Ford’s bill had three original cosponsors upon introduction, none of which should be surprising: the chairman of the Senate Appropriations Committee (Robert Byrd, D-WV), the chairman of the Transportation Appropriations Subcommittee (Frank Lautenberg, D-NJ) and Nancy Kassebaum (R-KS), whose state is the capital of general aviation.
Ford promised to hold a series of hearings on his bill, and four were held (at least one of which is preserved on video, here).
Since the introduction of their ATC corporation bill in May, Stevens and Inouye (and the airlines) had been unable to build much support for their approach. Formally, they never added any cosponsors to their bill. And the opposition of chairman Ford seemed insurmountable.
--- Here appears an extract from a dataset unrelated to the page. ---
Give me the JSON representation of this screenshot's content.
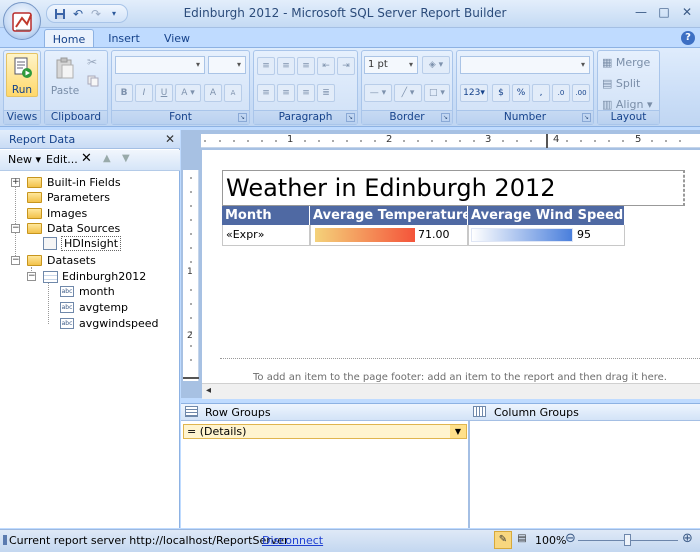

After Ford introduced his FAA independence bill on July 29, Inouye and Stevens eventually signed on as cosponsors (Inouye on October 8 and Stevens on December 17, 1987).
On March 3, 1988, Commerce staff sent chairman Hollings a memo informing him that Ford would soon be asking to schedule S. 1600 for a markup. The memo notes that while the airlines had supported the Inouye-Stevens ATC corporatization bill, “when it became apparent that that bill would not get the necessary political support, and Senator Ford offered the idea of an independent FAA, the airlines quickly moved to support S. 1600.”
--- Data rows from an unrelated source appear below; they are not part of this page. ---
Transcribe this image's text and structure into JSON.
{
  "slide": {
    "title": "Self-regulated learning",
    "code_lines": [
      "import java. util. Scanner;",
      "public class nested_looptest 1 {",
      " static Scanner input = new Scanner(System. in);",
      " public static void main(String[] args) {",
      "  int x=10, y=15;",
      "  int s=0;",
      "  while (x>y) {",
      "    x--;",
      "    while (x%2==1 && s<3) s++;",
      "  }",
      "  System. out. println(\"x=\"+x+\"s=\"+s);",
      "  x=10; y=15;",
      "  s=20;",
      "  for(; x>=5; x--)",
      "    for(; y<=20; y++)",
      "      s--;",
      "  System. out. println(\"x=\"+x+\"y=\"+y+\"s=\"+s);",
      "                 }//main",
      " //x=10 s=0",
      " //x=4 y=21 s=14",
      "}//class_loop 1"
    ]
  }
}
The timing of the markup was complicated by the need to wait for the release of a report by a Presidential blue-ribbon aviation safety commission chaired by John Albertine, released on April 1988, which recommended an independent FAA (but which also recommended user fees in lieu of taxes and independence from the federal budget, which the Ford bill did not.) An April 28, 1988 Commerce staff document compares the Ford bill with the Commission plan, a plan by a stakeholder coalition, the recommendations of the Office of Technology Assessment, and suggestions by Transportation Secretary Jim Burnley. (Disclosure: Sec. Burnley is the chairman of the Eno Center Board of Directors.)
The Commerce Committee finally marked up and reported S. 1600 on June 28, 1988 by a vote of 14 to 4, but Hollings did not file the report (S. Rept. 100-440) until August 2, just one week before the month-long summer recess. However, the Reagan Administration opposed the bill and the House version (H.R. 4650) introduced by Rep. Jim Oberstar (D-MN) could not get a markup in the Public Works Committee. Given that, Senate leaders never found time to schedule S. 1600 for a floor vote in the rush of end-of-session business in September and October before final adjournment October 22.
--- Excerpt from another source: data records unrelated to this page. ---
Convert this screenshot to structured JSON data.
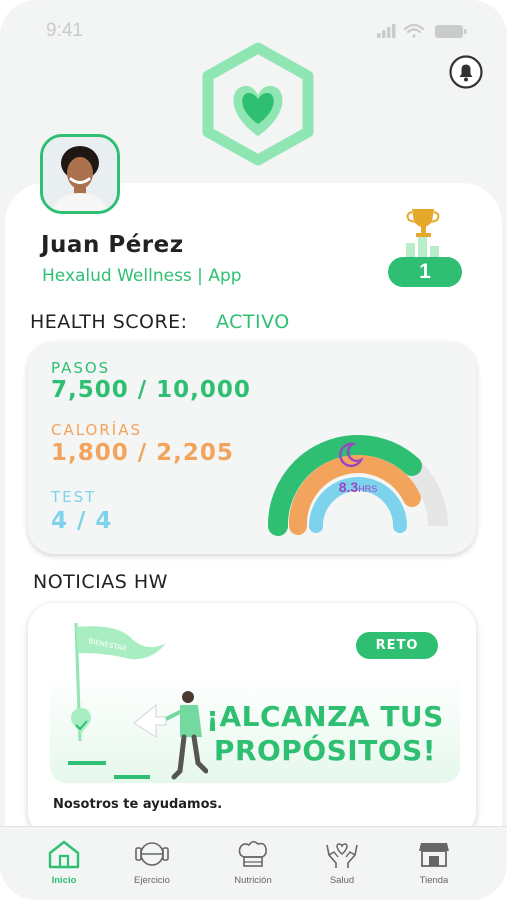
{
  "status_bar": {
    "time": "9:41"
  },
  "profile": {
    "name": "Juan Pérez",
    "subtitle": "Hexalud Wellness | App",
    "rank": "1"
  },
  "health": {
    "title": "HEALTH SCORE:",
    "status": "ACTIVO",
    "metrics": [
      {
        "label": "PASOS",
        "value": "7,500 / 10,000",
        "color": "#2fbf72"
      },
      {
        "label": "CALORÍAS",
        "value": "1,800 / 2,205",
        "color": "#f3a45c"
      },
      {
        "label": "TEST",
        "value": "4 / 4",
        "color": "#7dd3ec"
      }
    ],
    "sleep": {
      "value": "8.3",
      "unit": "HRS",
      "color": "#9a45c4"
    },
    "rings": {
      "steps_fraction": 0.75,
      "calories_fraction": 0.82,
      "test_fraction": 1.0
    }
  },
  "news": {
    "title": "NOTICIAS HW",
    "badge": "RETO",
    "flag_text": "BIENESTAR",
    "headline_line1": "¡ALCANZA TUS",
    "headline_line2": "PROPÓSITOS!",
    "subtitle": "Nosotros te ayudamos."
  },
  "nav": {
    "items": [
      {
        "label": "Inicio",
        "icon": "home-icon",
        "active": true
      },
      {
        "label": "Ejercicio",
        "icon": "dumbbell-icon",
        "active": false
      },
      {
        "label": "Nutrición",
        "icon": "chef-hat-icon",
        "active": false
      },
      {
        "label": "Salud",
        "icon": "hands-heart-icon",
        "active": false
      },
      {
        "label": "Tienda",
        "icon": "store-icon",
        "active": false
      }
    ]
  },
  "colors": {
    "brand": "#2fbf72",
    "calories": "#f3a45c",
    "test": "#7dd3ec",
    "sleep": "#9a45c4"
  }
}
By the time the 101st Congress convened in January 1989, the December 21, 1988 Pan Am bombing over Lockerbie, Scotland had intervened and refocused all aviation debate on security concerns instead of air traffic control efficiency. The issue of separating ATC from the rest of the FAA would not rise again until the confluence of the Baliles Commission report and Vice President Gore’s “reinventing government” initiative produced the Clinton Administration’s ATC corporatization proposal in 1994.
Since the institutional opposition within Congress to taking air traffic control out of the regular budget process has always been centered in the Appropriations Committees, it is ironic that the first ATC corporatization bill was introduced by Stevens and Inouye, both of whom were already senior appropriators at the time and who went on to be legendary Appropriations Committee chairmen. But both men were also on the authorizing Commerce Committee. And more importantly, Alaska and Hawaii are uniquely dependent on airlines and efficient air traffic control in a way that far exceeds all other states. (All politics is local, or at least it was back in 1987.)